The Catlins Bat Project


The Catlins Area School has been actively involved in the ‘Catlins’ Bats on the Map’ Project.

The ‘bats project’ has been funded by Curious Minds’ Participatory Science Platform (PSP). By collaborating with bat and insect scientists and with community volunteers from the local branch of Forest & Bird, TCAS students have become well informed about bats, bat & moth ecology, how the environment of the Catlins is suitable for the endangered NZ Long-tailed Bat to survive and how bat researchers go about studying bats in the wild. 

The students have had a lot of fun creating bats in art, reading about bats and using recording equipment to discover that bats are flying across some of their paddocks and gardens at home. There was even a Bat Camp at Tawanui in November for Room 3.

Bat Camp 20

Year 12 student Lauren Grant has spent time during 2020 creating a media product in the 'community education' genre for her NCEA Level 2 Media Studies Course.

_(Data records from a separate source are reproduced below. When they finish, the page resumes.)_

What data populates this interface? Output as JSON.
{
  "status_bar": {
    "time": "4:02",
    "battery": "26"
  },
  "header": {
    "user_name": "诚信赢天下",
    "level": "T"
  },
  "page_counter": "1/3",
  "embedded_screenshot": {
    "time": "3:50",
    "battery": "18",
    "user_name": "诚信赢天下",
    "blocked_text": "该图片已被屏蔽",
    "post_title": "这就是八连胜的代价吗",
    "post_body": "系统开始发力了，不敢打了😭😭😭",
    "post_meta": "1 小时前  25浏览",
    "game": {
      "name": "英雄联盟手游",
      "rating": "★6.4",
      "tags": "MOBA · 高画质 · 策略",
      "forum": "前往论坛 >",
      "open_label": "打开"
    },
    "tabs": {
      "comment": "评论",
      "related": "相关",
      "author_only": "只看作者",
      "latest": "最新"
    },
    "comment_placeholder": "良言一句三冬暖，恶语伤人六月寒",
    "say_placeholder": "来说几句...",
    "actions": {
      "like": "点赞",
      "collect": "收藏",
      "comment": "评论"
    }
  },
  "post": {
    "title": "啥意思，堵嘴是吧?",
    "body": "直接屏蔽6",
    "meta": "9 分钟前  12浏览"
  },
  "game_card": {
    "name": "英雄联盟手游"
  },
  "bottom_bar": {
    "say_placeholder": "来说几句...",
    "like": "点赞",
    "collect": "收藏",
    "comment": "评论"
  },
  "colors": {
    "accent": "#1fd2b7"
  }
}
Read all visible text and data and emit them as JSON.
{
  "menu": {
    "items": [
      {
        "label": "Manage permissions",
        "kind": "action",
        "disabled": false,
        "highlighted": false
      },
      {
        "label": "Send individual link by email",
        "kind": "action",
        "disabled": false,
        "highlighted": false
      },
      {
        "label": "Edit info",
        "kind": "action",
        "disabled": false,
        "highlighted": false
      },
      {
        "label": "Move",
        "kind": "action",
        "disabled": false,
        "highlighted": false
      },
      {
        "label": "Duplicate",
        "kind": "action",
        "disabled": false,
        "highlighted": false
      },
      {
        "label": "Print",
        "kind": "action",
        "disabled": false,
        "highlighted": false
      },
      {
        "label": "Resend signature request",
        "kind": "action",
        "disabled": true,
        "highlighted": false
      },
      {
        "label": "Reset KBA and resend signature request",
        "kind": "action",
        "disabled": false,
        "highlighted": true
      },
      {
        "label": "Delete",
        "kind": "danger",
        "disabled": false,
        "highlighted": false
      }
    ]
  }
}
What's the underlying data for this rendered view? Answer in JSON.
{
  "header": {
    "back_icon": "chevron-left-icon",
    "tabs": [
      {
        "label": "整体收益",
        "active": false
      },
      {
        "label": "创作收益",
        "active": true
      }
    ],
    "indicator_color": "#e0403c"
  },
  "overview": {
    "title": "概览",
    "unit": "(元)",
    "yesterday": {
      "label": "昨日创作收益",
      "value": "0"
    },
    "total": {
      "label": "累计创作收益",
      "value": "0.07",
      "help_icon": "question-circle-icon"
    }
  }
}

Lauren's short film showcased the work completed across the community to preserve and monitor the local bat population. The film was an outcome supported by The Catlins Area School's staff professional development plan, to encourage projects reflecting the NPDL (New Pedagogies for Deep Learning) philosophy. Lauren's video was showcased by Catriona Gower at a bat conference in Te Anau.



Over the second half of 2020, it is hoped students will undertake their own detailed investigations to find the best foraging places for local bats and attempt to work out where they might be roosting through the daytime. More bat inspired creativity is also being planned. By the time the project exhibition is installed in the Owaka Museum (now in June 2021), TCAS students’ work will be contributing to putting Catlins’ Bats on the Map in all respects.

Curious Minds